- Legal Aid of Northwest Texas is a nonprofit also giving free legal help to low-income residents across the state in 114 Texas counties throughout North and West Texas
- The United Way has rental assistance resources within both the Dallas and Tarrant county offices.
- Assistance Center of Collin County connects families with utility and rent assistance. (Click here for more information depending on which city you live in)
- Dallas Eviction Advocacy Center offers pro bono legal advice and help for area tenants facing eviction.
"This is really pushing a lot of people over the edge. Historically, we've got a significant number of people in Dallas that spend between 50% and 70% of their net income on rent alone,” said Dallas EAC founder and attorney Mark Melton. “That only leaves a small amount for all of the other things that you need to survive and raise a family. So with all of these different prices going up, it is just extending budgets to the breaking point. And people are falling behind as a result.”
Melton has offered more than 2,500 hours of his own pro bono work to help people win their cases.
"We're ready to help as many tenants as we possibly can," Melton said. "Quite frankly, I think some of the needs that really are unaddressed at this point -- is with rising prices, people are really going to need to apply for other government assistance like WIC or SNAP. So a lot of people are confused by that, they don't know how to apply or what the process looks like. Hopefully, we can identify some agencies that are willing to take that on, because there needs to be some pretty massive education on what resources are available through government entitlements and how to apply for them."
"The cost to state and local and federal governments for one homeless person per year is around $40,000 a year, according to HUD. So you can imagine if we're going to spend $40,000 a year -- it's taxpayers to provide medical, jails, shelters, food, all the other interventions that are required to deal with a homeless person at $40,000 a pop," explained Melton. "There are other interventions that we can spend significantly less money to keep people housed where they are. Because what we found during the pandemic was these rent assistance programs worked and they were significantly cheaper than having had to deal with the other side when the interventions are so much more expensive."
Melton says the Dallas Housing Authority is also anticipating getting millions more in new funding for rental assistance, with an application portal that should be opening up soon.

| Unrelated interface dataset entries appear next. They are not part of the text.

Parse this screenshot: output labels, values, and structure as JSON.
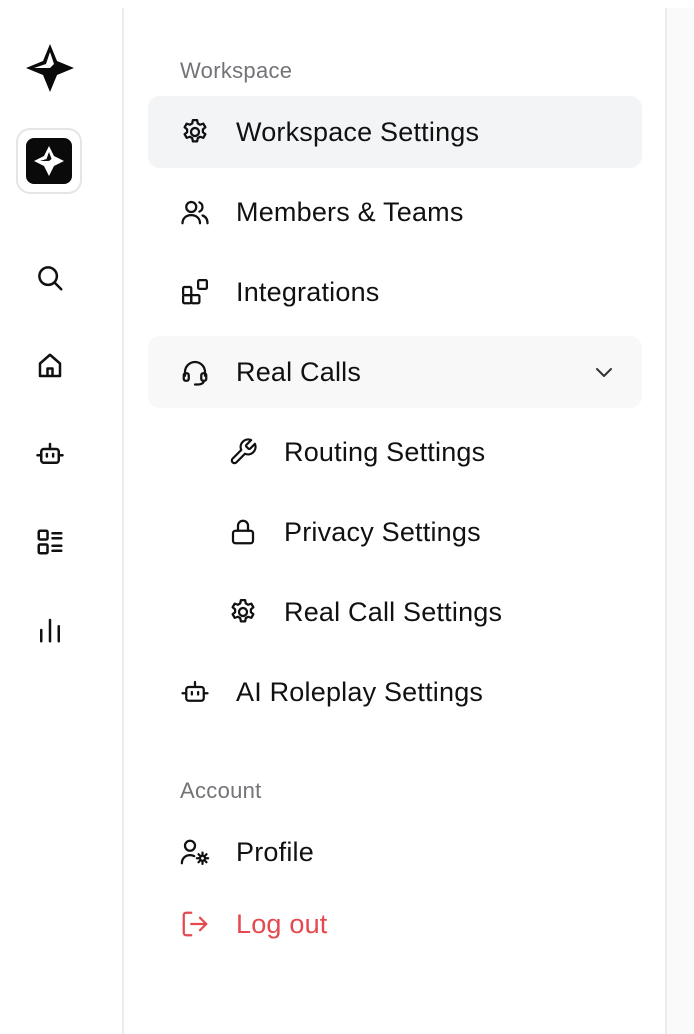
{
  "colors": {
    "text": "#111111",
    "muted": "#737378",
    "active_bg": "#f3f4f6",
    "danger": "#e5484d"
  },
  "rail": {
    "items": [
      {
        "icon": "logo-icon"
      },
      {
        "icon": "workspace-icon"
      },
      {
        "icon": "search-icon"
      },
      {
        "icon": "home-icon"
      },
      {
        "icon": "bot-icon"
      },
      {
        "icon": "list-icon"
      },
      {
        "icon": "bar-chart-icon"
      }
    ]
  },
  "nav": {
    "workspace_label": "Workspace",
    "account_label": "Account",
    "items": [
      {
        "label": "Workspace Settings",
        "icon": "gear-icon",
        "active": true
      },
      {
        "label": "Members & Teams",
        "icon": "users-icon"
      },
      {
        "label": "Integrations",
        "icon": "integrations-icon"
      },
      {
        "label": "Real Calls",
        "icon": "headset-icon",
        "expanded": true
      },
      {
        "label": "Routing Settings",
        "icon": "wrench-icon"
      },
      {
        "label": "Privacy Settings",
        "icon": "lock-icon"
      },
      {
        "label": "Real Call Settings",
        "icon": "gear-icon"
      },
      {
        "label": "AI Roleplay Settings",
        "icon": "bot-icon"
      },
      {
        "label": "Profile",
        "icon": "user-gear-icon"
      },
      {
        "label": "Log out",
        "icon": "logout-icon"
      }
    ]
  }
}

Dallas Eviction Advocacy Center is currently looking for several more lawyers willing to help the cause – especially Spanish-speaking lawyers – as the situation becomes more dire.
Those interested in helping Dallas EAC with pro bono work can contact firstname.lastname@example.org or visit www.dallaseac.org.